§ Work item: Among the entries that follow, find the lines containing the string "korean" and copy them.

§ Materials provided:
----

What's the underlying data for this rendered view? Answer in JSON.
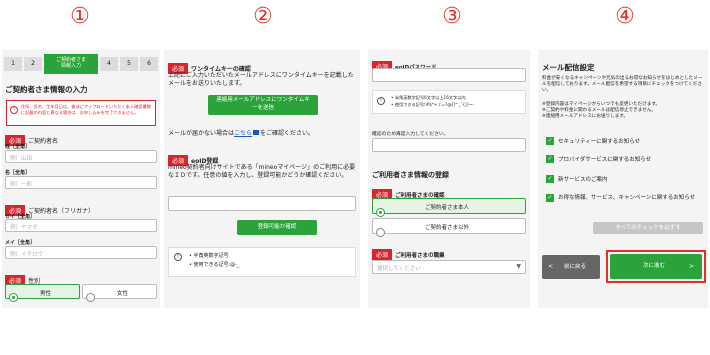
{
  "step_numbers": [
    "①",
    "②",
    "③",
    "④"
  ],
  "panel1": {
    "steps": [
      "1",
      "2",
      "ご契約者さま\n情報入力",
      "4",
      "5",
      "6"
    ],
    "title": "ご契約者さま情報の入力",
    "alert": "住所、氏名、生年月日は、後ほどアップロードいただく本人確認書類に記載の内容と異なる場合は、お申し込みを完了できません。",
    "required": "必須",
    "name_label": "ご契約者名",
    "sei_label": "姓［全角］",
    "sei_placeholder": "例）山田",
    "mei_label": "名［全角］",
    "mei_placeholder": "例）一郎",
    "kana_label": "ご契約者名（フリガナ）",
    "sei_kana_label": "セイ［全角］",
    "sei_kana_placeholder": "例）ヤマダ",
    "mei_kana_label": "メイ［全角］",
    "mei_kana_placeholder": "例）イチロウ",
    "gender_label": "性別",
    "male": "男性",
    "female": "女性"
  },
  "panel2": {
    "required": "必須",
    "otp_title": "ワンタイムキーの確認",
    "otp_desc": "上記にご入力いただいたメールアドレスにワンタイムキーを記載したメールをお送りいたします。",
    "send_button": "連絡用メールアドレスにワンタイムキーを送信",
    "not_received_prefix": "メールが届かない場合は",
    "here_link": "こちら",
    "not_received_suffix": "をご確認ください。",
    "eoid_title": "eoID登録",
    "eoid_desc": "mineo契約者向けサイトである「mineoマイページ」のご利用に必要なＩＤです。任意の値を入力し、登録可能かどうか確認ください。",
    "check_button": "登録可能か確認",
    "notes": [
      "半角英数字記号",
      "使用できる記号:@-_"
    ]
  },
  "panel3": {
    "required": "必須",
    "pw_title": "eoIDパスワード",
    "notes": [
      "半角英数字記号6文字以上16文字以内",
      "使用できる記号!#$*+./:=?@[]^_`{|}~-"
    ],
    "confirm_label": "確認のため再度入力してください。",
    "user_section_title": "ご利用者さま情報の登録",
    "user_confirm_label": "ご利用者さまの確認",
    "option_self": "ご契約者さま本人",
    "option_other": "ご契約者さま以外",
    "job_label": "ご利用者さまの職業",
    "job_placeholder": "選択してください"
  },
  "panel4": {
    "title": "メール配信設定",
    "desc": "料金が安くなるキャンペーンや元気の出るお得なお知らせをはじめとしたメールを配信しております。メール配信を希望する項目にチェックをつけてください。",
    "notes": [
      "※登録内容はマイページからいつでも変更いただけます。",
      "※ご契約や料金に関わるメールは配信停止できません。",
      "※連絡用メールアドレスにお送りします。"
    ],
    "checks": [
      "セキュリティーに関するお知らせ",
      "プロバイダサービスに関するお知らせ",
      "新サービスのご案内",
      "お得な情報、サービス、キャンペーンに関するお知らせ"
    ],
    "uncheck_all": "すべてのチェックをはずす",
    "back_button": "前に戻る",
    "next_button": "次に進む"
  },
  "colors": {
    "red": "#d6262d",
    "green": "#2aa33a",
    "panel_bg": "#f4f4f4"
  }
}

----

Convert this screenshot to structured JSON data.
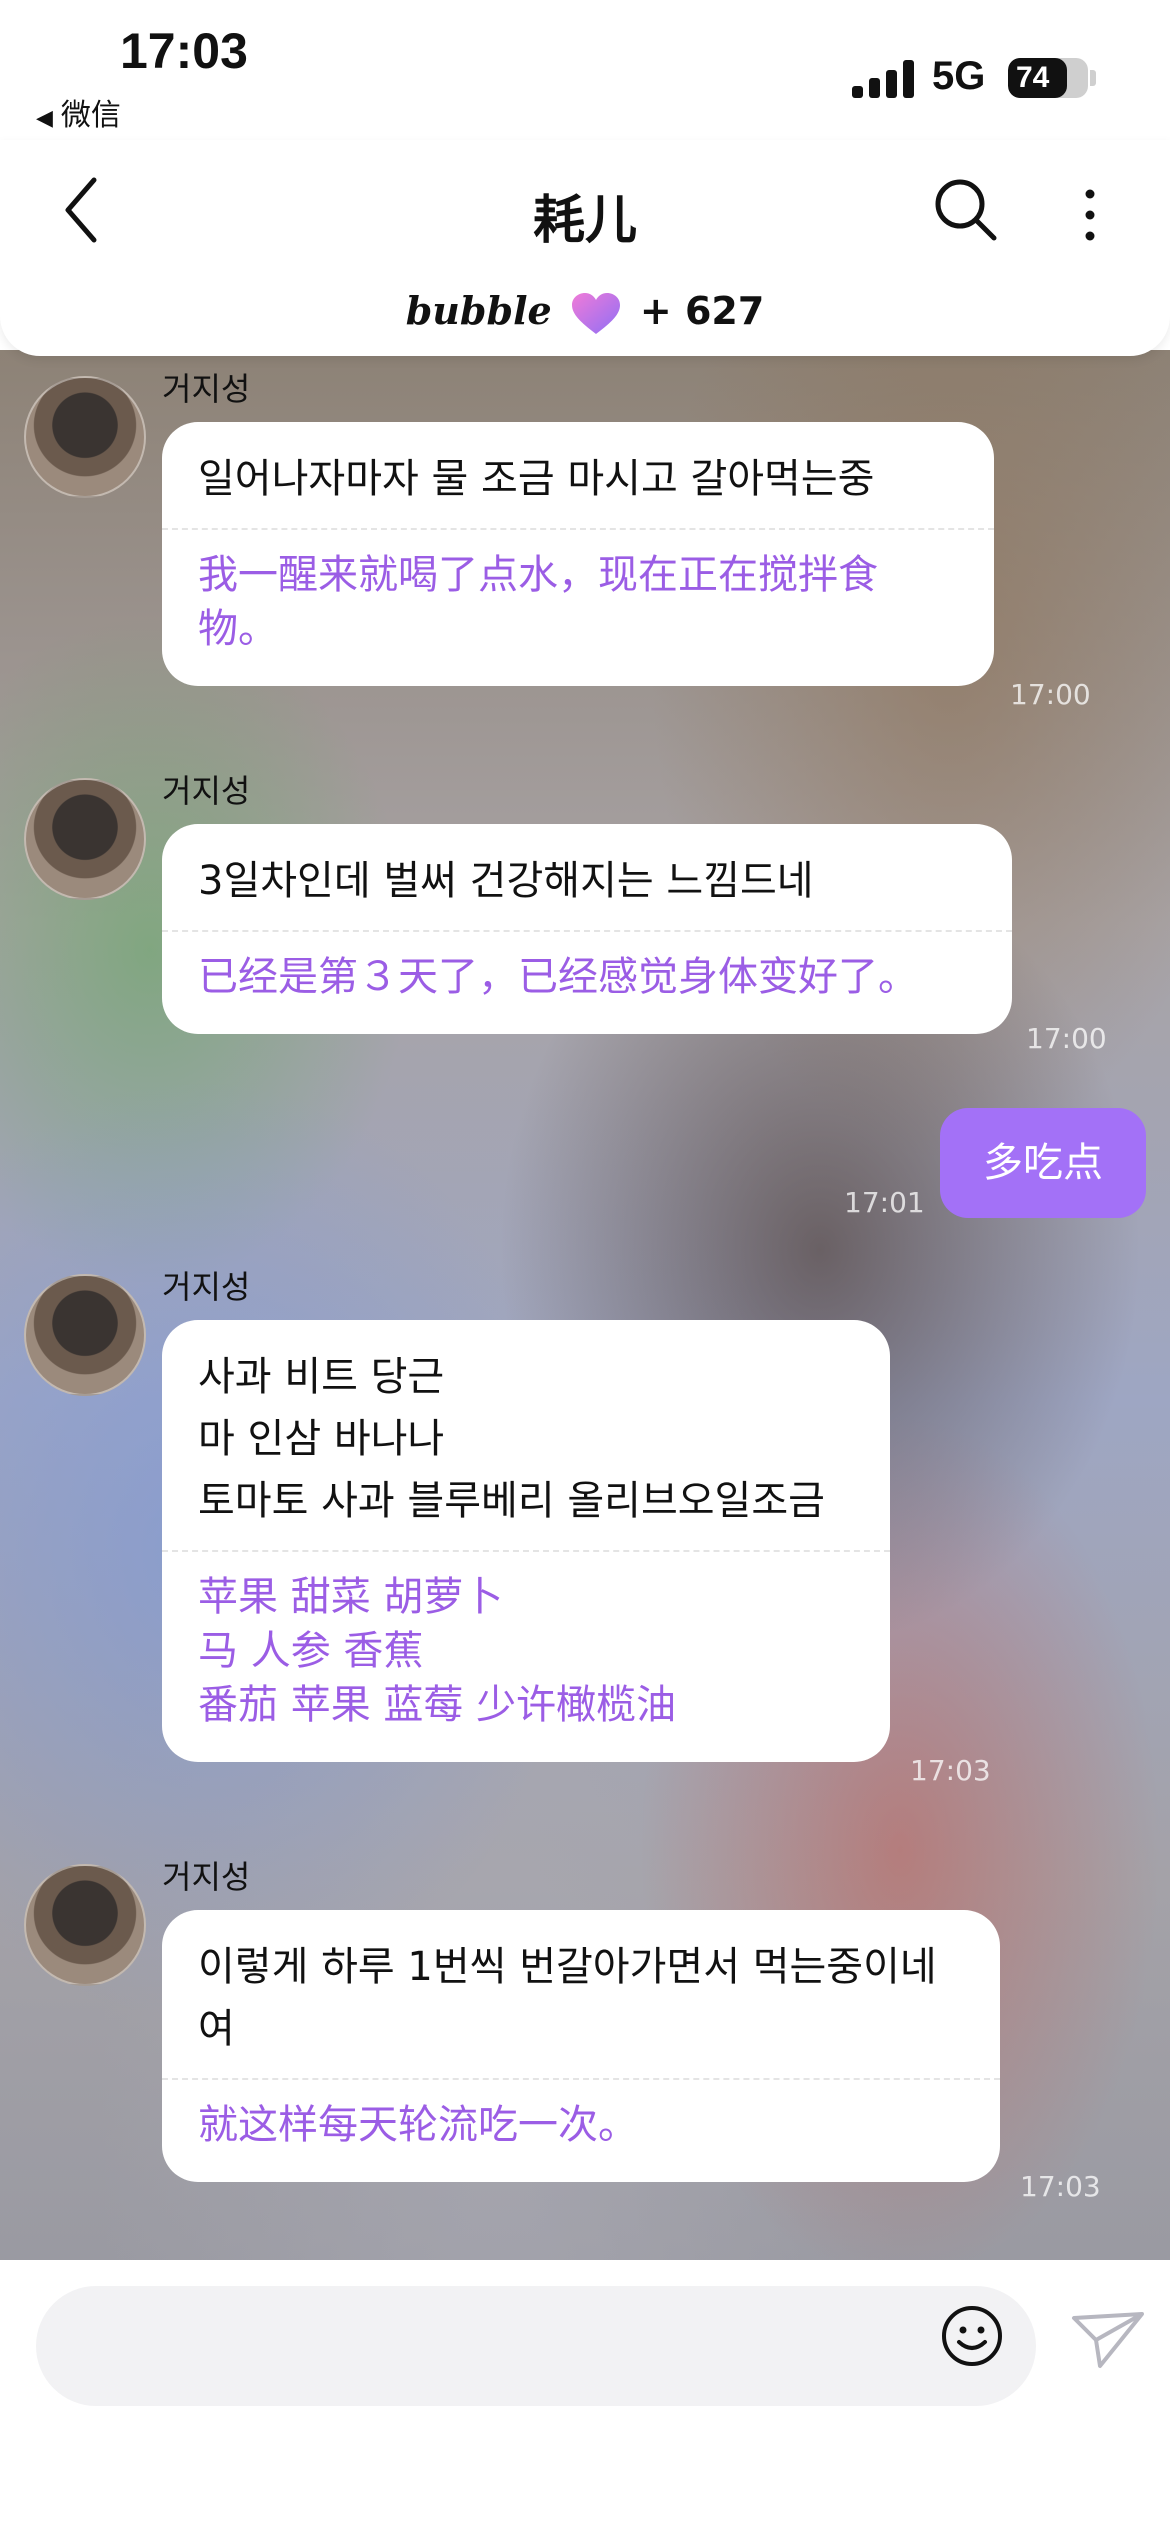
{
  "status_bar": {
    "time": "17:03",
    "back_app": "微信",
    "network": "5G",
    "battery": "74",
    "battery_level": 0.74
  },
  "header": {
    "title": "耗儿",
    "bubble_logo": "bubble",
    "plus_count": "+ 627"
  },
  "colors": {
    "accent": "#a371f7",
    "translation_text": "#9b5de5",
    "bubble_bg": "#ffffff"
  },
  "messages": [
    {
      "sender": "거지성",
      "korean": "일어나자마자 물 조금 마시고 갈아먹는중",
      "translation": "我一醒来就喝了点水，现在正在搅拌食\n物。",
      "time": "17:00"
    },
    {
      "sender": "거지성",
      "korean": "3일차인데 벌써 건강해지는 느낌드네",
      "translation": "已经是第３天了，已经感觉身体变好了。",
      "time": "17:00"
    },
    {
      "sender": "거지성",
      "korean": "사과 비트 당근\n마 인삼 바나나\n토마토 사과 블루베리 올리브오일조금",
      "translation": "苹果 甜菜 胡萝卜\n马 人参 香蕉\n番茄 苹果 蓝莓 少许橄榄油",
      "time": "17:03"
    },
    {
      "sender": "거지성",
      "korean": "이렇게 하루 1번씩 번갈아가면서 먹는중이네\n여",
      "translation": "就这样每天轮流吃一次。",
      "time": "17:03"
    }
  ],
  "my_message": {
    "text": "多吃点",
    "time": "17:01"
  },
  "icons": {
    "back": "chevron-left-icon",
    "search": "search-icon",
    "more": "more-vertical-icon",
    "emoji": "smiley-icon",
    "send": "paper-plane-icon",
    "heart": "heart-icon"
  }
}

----

§ Solved problem:
      "korean": "일어나자마자 물 조금 마시고 갈아먹는중",
      "korean": "3일차인데 벌써 건강해지는 느낌드네",
      "korean": "사과 비트 당근\n마 인삼 바나나\n토마토 사과 블루베리 올리브오일조금",
      "korean": "이렇게 하루 1번씩 번갈아가면서 먹는중이네\n여",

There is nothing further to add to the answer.